Background and aims: Hyperuricemia is a risk factor for nonalcoholic fatty liver disease (NAFLD), however, the effect of gender on the hyperuricemia-related NAFLD development remains unclear. Here, we evaluated the clinical characteristics of NAFLD patients with hyperuricemia, and experimentally recapitulated this condition in male rats in order to gain insights on the possible impact of gender on the development of NAFLD in patients with hyperuricemia. Methods: The clinical characteristics of 238 NAFLD patients, together with the impacts of hyperuricemia on the major parameters related to the development of NALFD were analysed. In animal studies, NAFLD with hyperuricemia was induced in male SD rats using high-yeast high-fat diet containing potassium oxonate. The impact of uric acids on liver pathology, and the expression patterns of key molecules involved in the development of NAFLD, including silent information regulator 1 (SIRT1), nuclear factor kappa B subunit p65 (NF-κB p65), fork-head box class O-3a (FOXO3a), androgen receptor (AR), and xanthine oxidase (XO) were analysed. Results: Male NAFLD patients with hyperuricemia displayed more frequent and extensive liver injury than those in female patients. In male rats, hyperuricemia was associated with increased levels of insulin, alanine aminotransferase (ALT) and triglyceride (TG). At the molecular level, hyperuricemia was associated with decreased expression of SIRT1 and its phosphorylation, phosphorylation of FOXO3a, increased expression of AR and XO, and deacetylation of NF-κB P65. Conclusions: Hyperuricemia is a compounding factor for NAFLD, particularly in males. The severer hepatic injury observed in male NAFLD patients may be attributed to the suppression of SIRT1 signalling induced by hyperuricemia.
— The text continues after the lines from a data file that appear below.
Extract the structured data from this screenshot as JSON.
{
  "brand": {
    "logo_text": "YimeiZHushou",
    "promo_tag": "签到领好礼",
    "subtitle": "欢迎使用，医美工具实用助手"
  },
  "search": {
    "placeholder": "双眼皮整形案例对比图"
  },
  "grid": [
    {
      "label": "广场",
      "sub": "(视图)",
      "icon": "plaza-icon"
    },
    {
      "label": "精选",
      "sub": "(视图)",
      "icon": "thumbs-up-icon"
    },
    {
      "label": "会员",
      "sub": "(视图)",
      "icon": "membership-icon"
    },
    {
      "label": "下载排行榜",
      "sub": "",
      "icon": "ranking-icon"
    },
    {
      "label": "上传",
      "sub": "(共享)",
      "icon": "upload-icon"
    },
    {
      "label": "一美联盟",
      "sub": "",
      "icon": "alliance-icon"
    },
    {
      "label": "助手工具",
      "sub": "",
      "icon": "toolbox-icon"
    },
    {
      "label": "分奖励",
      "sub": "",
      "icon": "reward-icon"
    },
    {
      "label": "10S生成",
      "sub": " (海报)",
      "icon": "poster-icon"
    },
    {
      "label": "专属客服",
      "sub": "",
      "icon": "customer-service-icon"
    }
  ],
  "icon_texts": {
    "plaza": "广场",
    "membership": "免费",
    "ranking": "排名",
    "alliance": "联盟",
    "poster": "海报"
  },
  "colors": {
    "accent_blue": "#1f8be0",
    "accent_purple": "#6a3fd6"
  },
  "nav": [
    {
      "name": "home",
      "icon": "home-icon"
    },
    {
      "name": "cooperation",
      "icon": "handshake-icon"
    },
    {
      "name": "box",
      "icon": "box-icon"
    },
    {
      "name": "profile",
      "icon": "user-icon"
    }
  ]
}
Xu, K., Zhao, X., Fu, X., Xu, K., Li, Z., Miao, L., … Bao, J. (2019). Gender effect of hyperuricemia on the development of nonalcoholic fatty liver disease (NAFLD): A clinical analysis and mechanistic study. Biomedicine and Pharmacotherapy, 117. https://doi.org/10.1016/j.biopha.2019.109158